The Week (9 May 2015 / Issue 1021)
The Week (16 May 2015 / Issue 1022)
Twentieth anniversary issue! A fact denoted by a small flag on the front cover, a brief mention on the editorial and nothing else (the thousandth issue was even less celebrated).
Nick & Norah's Infinite Playlist by Rachel Cohn & David Levithan (2006)
The Week (23 May 2015 / Issue 1023)
Slash by Slash with Anthony Bozza (2007)
I couldn't name more than about two Guns 'n' Roses songs and fewer of any post GNR bands Slash has been in, but I was intrigued enough by his story to keep going through what is a fairly lengthy book. There is no way this guy should be alive! Although he says it's the music that has kept him together, there's not really much about how he arrives at it - maybe he or the publishers think that the general public won't be interested. Still, it's made me keen to go and listen to his albums ... I just have to see how long I can bear Axl Rose's voice (who btw comes across as a prize tit in this book).
The Week (30 May 2015 / Issue 1024)

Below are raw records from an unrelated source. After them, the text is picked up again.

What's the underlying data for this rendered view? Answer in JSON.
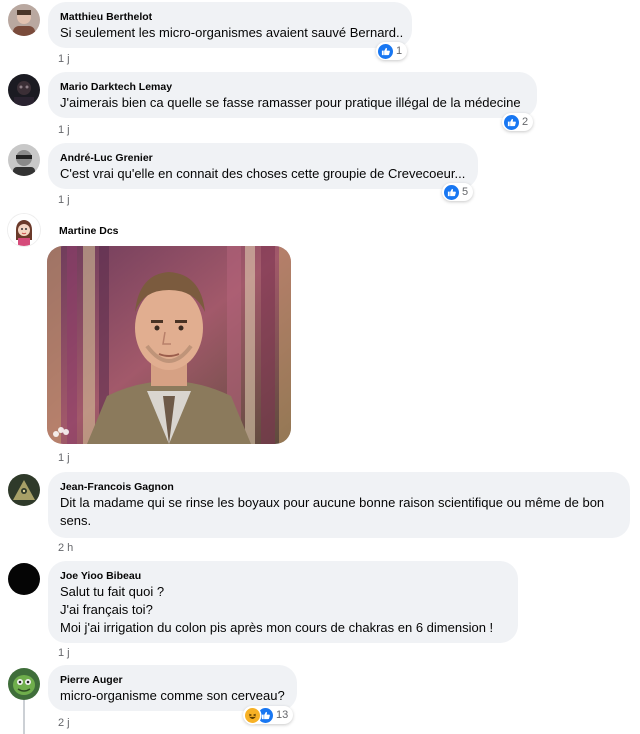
{
  "comments": [
    {
      "author": "Matthieu Berthelot",
      "lines": [
        "Si seulement les micro-organismes avaient sauvé Bernard.."
      ],
      "time": "1 j",
      "reactions": "1"
    },
    {
      "author": "Mario Darktech Lemay",
      "lines": [
        "J'aimerais bien ca quelle se fasse ramasser pour pratique illégal de la médecine"
      ],
      "time": "1 j",
      "reactions": "2"
    },
    {
      "author": "André-Luc Grenier",
      "lines": [
        "C'est vrai qu'elle en connait des choses cette groupie de Crevecoeur..."
      ],
      "time": "1 j",
      "reactions": "5"
    },
    {
      "author": "Martine Dcs",
      "lines": [],
      "time": "1 j",
      "reactions": ""
    },
    {
      "author": "Jean-Francois Gagnon",
      "lines": [
        "Dit la madame qui se rinse les boyaux pour aucune bonne raison scientifique ou même de bon",
        "sens."
      ],
      "time": "2 h",
      "reactions": ""
    },
    {
      "author": "Joe Yioo Bibeau",
      "lines": [
        "Salut tu fait quoi ?",
        "J'ai français toi?",
        "Moi j'ai irrigation du colon pis après mon cours de chakras en 6 dimension !"
      ],
      "time": "1 j",
      "reactions": ""
    },
    {
      "author": "Pierre Auger",
      "lines": [
        "micro-organisme comme son cerveau?"
      ],
      "time": "2 j",
      "reactions": "13"
    }
  ],
  "icons": {
    "like": "like-reaction-icon",
    "haha": "haha-reaction-icon",
    "gif": "gif-image"
  },
  "colors": {
    "bubble": "#f0f2f5",
    "like": "#1877f2",
    "meta": "#65676b"
  }
}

Nick & Norah's Infinite Playlist

Rachel Cohn & David Levithan

I didn't know exactly what age this book is aimed at, but it's published in the UK by Electric Monkey, an Egmont imprint that specialises in teen/YA (presumably "young adult") fiction. Since Norah is eighteen in the book, and Nick a touch older, I would guess that the intended readership is therefore roughly fifteen-plus. Is the "plus" bit of that supposed to extend all the way to 46? No matter - I'm a sucker for a nice bit of romantic fiction and I enjoyed the film so I thought, let's try the original book, even if it is for kids.

Well. Um. Teen fiction sure has changed since I was that age. I can't remember exactly what I was reading when I was fifteen, but I'm pretty sure that none of the characters swore (at all), had abusive ex-boyfriends or (almost) gave blow-jobs in public places. In fact, the whole thing is much more like one of the racier Harlequin novels (maybe something from the Desire series) than what I had expected - although for Harlequin they would have to reduce the teen angst.

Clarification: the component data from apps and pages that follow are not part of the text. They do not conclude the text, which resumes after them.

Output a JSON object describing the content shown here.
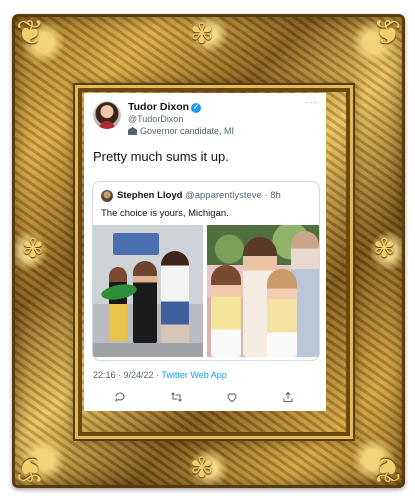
{
  "tweet": {
    "author_name": "Tudor Dixon",
    "author_handle": "@TudorDixon",
    "author_label": "Governor candidate, MI",
    "more_icon": "more-icon",
    "text": "Pretty much sums it up.",
    "timestamp": "22:16 · 9/24/22",
    "source": "Twitter Web App",
    "quote": {
      "author_name": "Stephen Lloyd",
      "author_handle": "@apparentlysteve",
      "age": "8h",
      "text": "The choice is yours, Michigan."
    },
    "actions": [
      "reply-icon",
      "retweet-icon",
      "like-icon",
      "share-icon"
    ]
  },
  "colors": {
    "link": "#1d9bf0",
    "secondary_text": "#536471",
    "frame_gold": "#d9a942"
  }
}
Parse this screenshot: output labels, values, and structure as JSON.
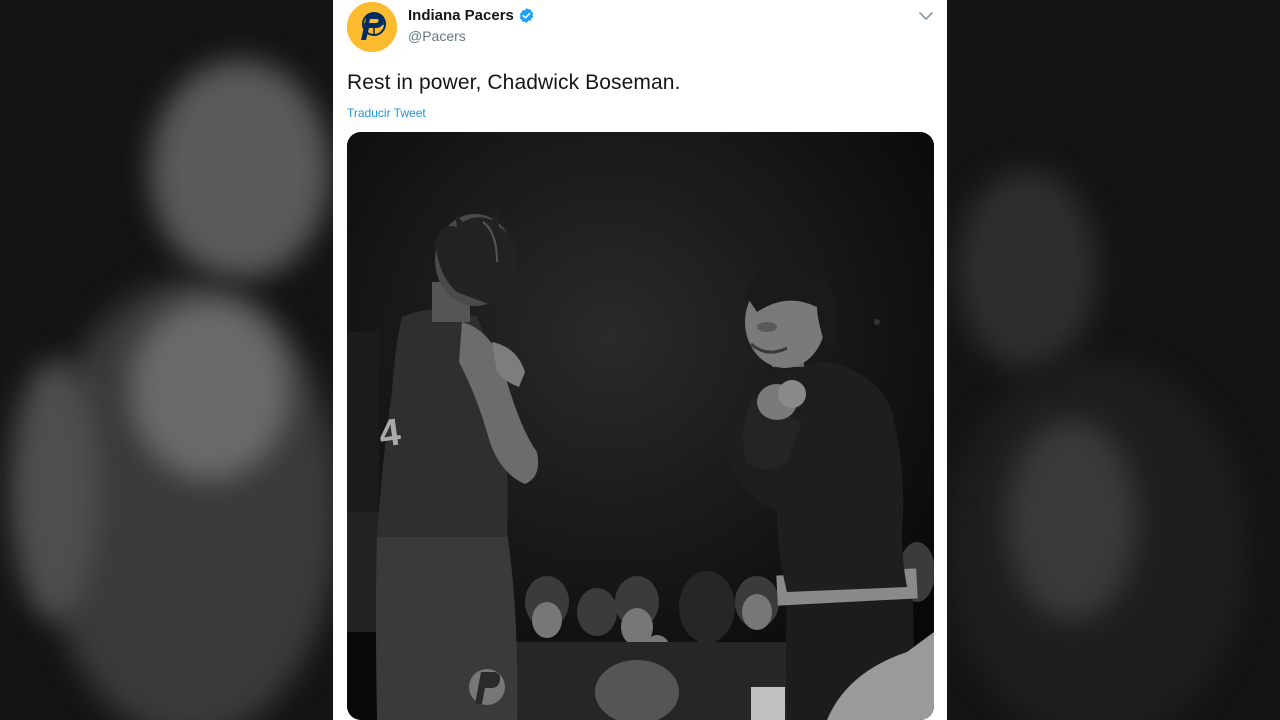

Oh - and seriously tone down the language. This book has probably the single highest FpP ("fuck" per page) count of any I have read recently - and when you consider that I am also currently reading Slash's autobiography, that's really saying something. I know that's how kids talk, and it doesn't offend me, but generally you don't write dialogue exactly how people talk because it doesn't come across right ("Like, um, so, he said, I dunno, something, right, and I was so, like, um ...") - unless you're going for a specific effect. Here, it just speaks of an insufficient vocabulary. Maybe that's right for the characters when speaking (although they are both supposed to be intelligent) but for their internal dialogue, it just seems lazy.

That's not to say I didn't enjoy it. It successfully captures a very teen experience; the heady, hormonal rush of meeting someone amazing and becoming so involved with them in just a few hours that you feel you know them inside out. I like the "he said/she said" format of alternate chapters from each character's viewpoint, although the motivations are still a little hazy sometimes. But it's a good read, the right length and the right ending.

Would I let my teenage children read it? Well, I actually did already know that teen fiction is a lot different from what I read. My 13 year-old has read the Hunger Games trilogy and although I haven't, I believe it's fairly grim. He wouldn't be interested in this because it's not action/thriller stuff. But my daughter? Well, it contains references to things I would like to think she doesn't need to know about until she's at least fifteen ... but maybe I'm kidding myself. I don't know.